__Exercise objective__:
The copy you return must match the listing word for word and carry no pictures.

__Records to process__:

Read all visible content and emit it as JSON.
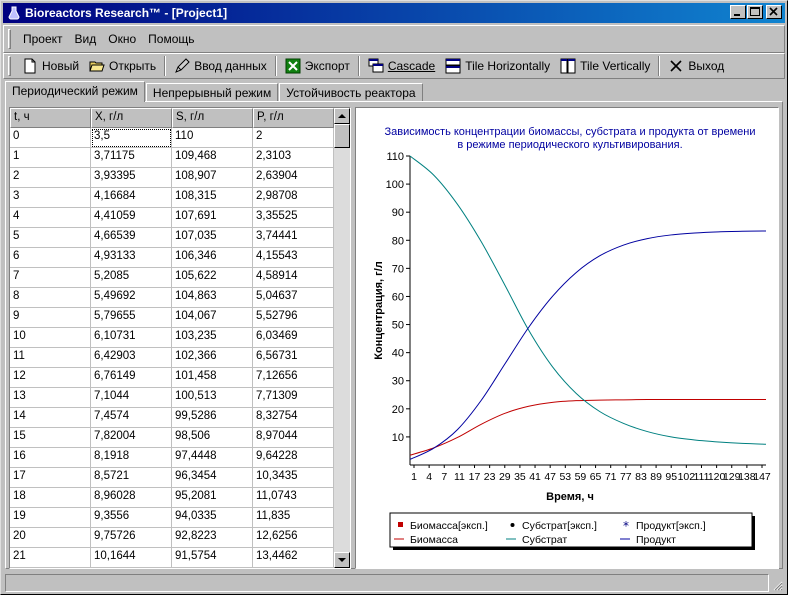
{
  "window": {
    "title": "Bioreactors Research™ - [Project1]",
    "controls": [
      "minimize",
      "maximize",
      "close"
    ]
  },
  "menu": {
    "items": [
      "Проект",
      "Вид",
      "Окно",
      "Помощь"
    ]
  },
  "toolbar": {
    "new_label": "Новый",
    "open_label": "Открыть",
    "input_label": "Ввод данных",
    "export_label": "Экспорт",
    "cascade_label": "Cascade",
    "tile_h_label": "Tile Horizontally",
    "tile_v_label": "Tile Vertically",
    "exit_label": "Выход"
  },
  "tabs": [
    {
      "label": "Периодический режим",
      "active": true
    },
    {
      "label": "Непрерывный режим",
      "active": false
    },
    {
      "label": "Устойчивость реактора",
      "active": false
    }
  ],
  "table": {
    "headers": [
      "t, ч",
      "X, г/л",
      "S, г/л",
      "P, г/л"
    ],
    "rows": [
      [
        "0",
        "3,5",
        "110",
        "2"
      ],
      [
        "1",
        "3,71175",
        "109,468",
        "2,3103"
      ],
      [
        "2",
        "3,93395",
        "108,907",
        "2,63904"
      ],
      [
        "3",
        "4,16684",
        "108,315",
        "2,98708"
      ],
      [
        "4",
        "4,41059",
        "107,691",
        "3,35525"
      ],
      [
        "5",
        "4,66539",
        "107,035",
        "3,74441"
      ],
      [
        "6",
        "4,93133",
        "106,346",
        "4,15543"
      ],
      [
        "7",
        "5,2085",
        "105,622",
        "4,58914"
      ],
      [
        "8",
        "5,49692",
        "104,863",
        "5,04637"
      ],
      [
        "9",
        "5,79655",
        "104,067",
        "5,52796"
      ],
      [
        "10",
        "6,10731",
        "103,235",
        "6,03469"
      ],
      [
        "11",
        "6,42903",
        "102,366",
        "6,56731"
      ],
      [
        "12",
        "6,76149",
        "101,458",
        "7,12656"
      ],
      [
        "13",
        "7,1044",
        "100,513",
        "7,71309"
      ],
      [
        "14",
        "7,4574",
        "99,5286",
        "8,32754"
      ],
      [
        "15",
        "7,82004",
        "98,506",
        "8,97044"
      ],
      [
        "16",
        "8,1918",
        "97,4448",
        "9,64228"
      ],
      [
        "17",
        "8,5721",
        "96,3454",
        "10,3435"
      ],
      [
        "18",
        "8,96028",
        "95,2081",
        "11,0743"
      ],
      [
        "19",
        "9,3556",
        "94,0335",
        "11,835"
      ],
      [
        "20",
        "9,75726",
        "92,8223",
        "12,6256"
      ],
      [
        "21",
        "10,1644",
        "91,5754",
        "13,4462"
      ]
    ]
  },
  "chart_data": {
    "type": "line",
    "title": "Зависимость концентрации биомассы, субстрата и продукта от времени в режиме периодического культивирования.",
    "title_line1": "Зависимость концентрации биомассы, субстрата и продукта от времени",
    "title_line2": "в режиме периодического культивирования.",
    "xlabel": "Время, ч",
    "ylabel": "Концентрация, г/л",
    "xlim": [
      0,
      150
    ],
    "ylim": [
      0,
      110
    ],
    "yticks": [
      10,
      20,
      30,
      40,
      50,
      60,
      70,
      80,
      90,
      100,
      110
    ],
    "xtick_labels": [
      "1",
      "4",
      "7",
      "11",
      "17",
      "23",
      "29",
      "35",
      "41",
      "47",
      "53",
      "59",
      "65",
      "71",
      "77",
      "83",
      "89",
      "95",
      "102",
      "111",
      "120",
      "129",
      "138",
      "147"
    ],
    "grid": false,
    "legend_placement": "bottom",
    "legend": [
      {
        "label": "Биомасса[эксп.]",
        "marker": "square",
        "color": "#c00000"
      },
      {
        "label": "Субстрат[эксп.]",
        "marker": "dot",
        "color": "#008080"
      },
      {
        "label": "Продукт[эксп.]",
        "marker": "star",
        "color": "#000080"
      },
      {
        "label": "Биомасса",
        "marker": "line",
        "color": "#c00000"
      },
      {
        "label": "Субстрат",
        "marker": "line",
        "color": "#008080"
      },
      {
        "label": "Продукт",
        "marker": "line",
        "color": "#0000a0"
      }
    ],
    "x": [
      0,
      10,
      20,
      30,
      40,
      50,
      60,
      70,
      80,
      90,
      100,
      110,
      120,
      130,
      140,
      150
    ],
    "series": [
      {
        "name": "Биомасса",
        "color": "#c00000",
        "values": [
          3.5,
          6.1,
          9.8,
          14.5,
          18.4,
          20.9,
          22.3,
          22.9,
          23.1,
          23.2,
          23.3,
          23.3,
          23.3,
          23.3,
          23.3,
          23.3
        ]
      },
      {
        "name": "Субстрат",
        "color": "#008080",
        "values": [
          110,
          103.2,
          92.8,
          79.5,
          64.0,
          48.0,
          35.0,
          25.5,
          19.0,
          14.8,
          11.9,
          10.0,
          8.9,
          8.2,
          7.7,
          7.4
        ]
      },
      {
        "name": "Продукт",
        "color": "#0000a0",
        "values": [
          2,
          6.0,
          12.6,
          23.0,
          36.0,
          49.0,
          60.0,
          68.5,
          74.5,
          78.3,
          80.6,
          81.9,
          82.6,
          83.0,
          83.2,
          83.3
        ]
      }
    ]
  },
  "colors": {
    "titlebar_start": "#000080",
    "titlebar_end": "#1084d0",
    "face": "#c0c0c0",
    "chart_title": "#0000a0"
  }
}
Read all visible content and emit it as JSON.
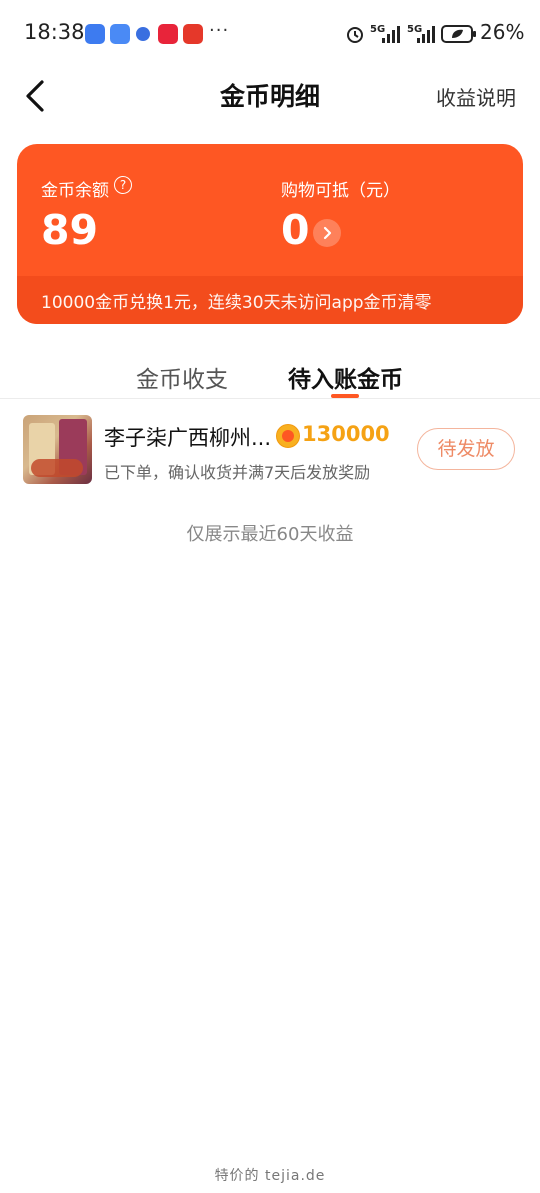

__Task output__:
Read all visible content and emit it as JSON.
{
  "window": {
    "title": "Bioreactors Research™ - [Project1]",
    "controls": [
      "minimize",
      "maximize",
      "close"
    ]
  },
  "menu": {
    "items": [
      "Проект",
      "Вид",
      "Окно",
      "Помощь"
    ]
  },
  "toolbar": {
    "new_label": "Новый",
    "open_label": "Открыть",
    "input_label": "Ввод данных",
    "export_label": "Экспорт",
    "cascade_label": "Cascade",
    "tile_h_label": "Tile Horizontally",
    "tile_v_label": "Tile Vertically",
    "exit_label": "Выход"
  },
  "tabs": [
    {
      "label": "Периодический режим",
      "active": true
    },
    {
      "label": "Непрерывный режим",
      "active": false
    },
    {
      "label": "Устойчивость реактора",
      "active": false
    }
  ],
  "table": {
    "headers": [
      "t, ч",
      "X, г/л",
      "S, г/л",
      "P, г/л"
    ],
    "rows": [
      [
        "0",
        "3,5",
        "110",
        "2"
      ],
      [
        "1",
        "3,71175",
        "109,468",
        "2,3103"
      ],
      [
        "2",
        "3,93395",
        "108,907",
        "2,63904"
      ],
      [
        "3",
        "4,16684",
        "108,315",
        "2,98708"
      ],
      [
        "4",
        "4,41059",
        "107,691",
        "3,35525"
      ],
      [
        "5",
        "4,66539",
        "107,035",
        "3,74441"
      ],
      [
        "6",
        "4,93133",
        "106,346",
        "4,15543"
      ],
      [
        "7",
        "5,2085",
        "105,622",
        "4,58914"
      ],
      [
        "8",
        "5,49692",
        "104,863",
        "5,04637"
      ],
      [
        "9",
        "5,79655",
        "104,067",
        "5,52796"
      ],
      [
        "10",
        "6,10731",
        "103,235",
        "6,03469"
      ],
      [
        "11",
        "6,42903",
        "102,366",
        "6,56731"
      ],
      [
        "12",
        "6,76149",
        "101,458",
        "7,12656"
      ],
      [
        "13",
        "7,1044",
        "100,513",
        "7,71309"
      ],
      [
        "14",
        "7,4574",
        "99,5286",
        "8,32754"
      ],
      [
        "15",
        "7,82004",
        "98,506",
        "8,97044"
      ],
      [
        "16",
        "8,1918",
        "97,4448",
        "9,64228"
      ],
      [
        "17",
        "8,5721",
        "96,3454",
        "10,3435"
      ],
      [
        "18",
        "8,96028",
        "95,2081",
        "11,0743"
      ],
      [
        "19",
        "9,3556",
        "94,0335",
        "11,835"
      ],
      [
        "20",
        "9,75726",
        "92,8223",
        "12,6256"
      ],
      [
        "21",
        "10,1644",
        "91,5754",
        "13,4462"
      ]
    ]
  },
  "chart_data": {
    "type": "line",
    "title": "Зависимость концентрации биомассы, субстрата и продукта от времени в режиме периодического культивирования.",
    "title_line1": "Зависимость концентрации биомассы, субстрата и продукта от времени",
    "title_line2": "в режиме периодического культивирования.",
    "xlabel": "Время, ч",
    "ylabel": "Концентрация, г/л",
    "xlim": [
      0,
      150
    ],
    "ylim": [
      0,
      110
    ],
    "yticks": [
      10,
      20,
      30,
      40,
      50,
      60,
      70,
      80,
      90,
      100,
      110
    ],
    "xtick_labels": [
      "1",
      "4",
      "7",
      "11",
      "17",
      "23",
      "29",
      "35",
      "41",
      "47",
      "53",
      "59",
      "65",
      "71",
      "77",
      "83",
      "89",
      "95",
      "102",
      "111",
      "120",
      "129",
      "138",
      "147"
    ],
    "grid": false,
    "legend_placement": "bottom",
    "legend": [
      {
        "label": "Биомасса[эксп.]",
        "marker": "square",
        "color": "#c00000"
      },
      {
        "label": "Субстрат[эксп.]",
        "marker": "dot",
        "color": "#008080"
      },
      {
        "label": "Продукт[эксп.]",
        "marker": "star",
        "color": "#000080"
      },
      {
        "label": "Биомасса",
        "marker": "line",
        "color": "#c00000"
      },
      {
        "label": "Субстрат",
        "marker": "line",
        "color": "#008080"
      },
      {
        "label": "Продукт",
        "marker": "line",
        "color": "#0000a0"
      }
    ],
    "x": [
      0,
      10,
      20,
      30,
      40,
      50,
      60,
      70,
      80,
      90,
      100,
      110,
      120,
      130,
      140,
      150
    ],
    "series": [
      {
        "name": "Биомасса",
        "color": "#c00000",
        "values": [
          3.5,
          6.1,
          9.8,
          14.5,
          18.4,
          20.9,
          22.3,
          22.9,
          23.1,
          23.2,
          23.3,
          23.3,
          23.3,
          23.3,
          23.3,
          23.3
        ]
      },
      {
        "name": "Субстрат",
        "color": "#008080",
        "values": [
          110,
          103.2,
          92.8,
          79.5,
          64.0,
          48.0,
          35.0,
          25.5,
          19.0,
          14.8,
          11.9,
          10.0,
          8.9,
          8.2,
          7.7,
          7.4
        ]
      },
      {
        "name": "Продукт",
        "color": "#0000a0",
        "values": [
          2,
          6.0,
          12.6,
          23.0,
          36.0,
          49.0,
          60.0,
          68.5,
          74.5,
          78.3,
          80.6,
          81.9,
          82.6,
          83.0,
          83.2,
          83.3
        ]
      }
    ]
  },
  "colors": {
    "titlebar_start": "#000080",
    "titlebar_end": "#1084d0",
    "face": "#c0c0c0",
    "chart_title": "#0000a0"
  }
}
Read all visible content and emit it as JSON.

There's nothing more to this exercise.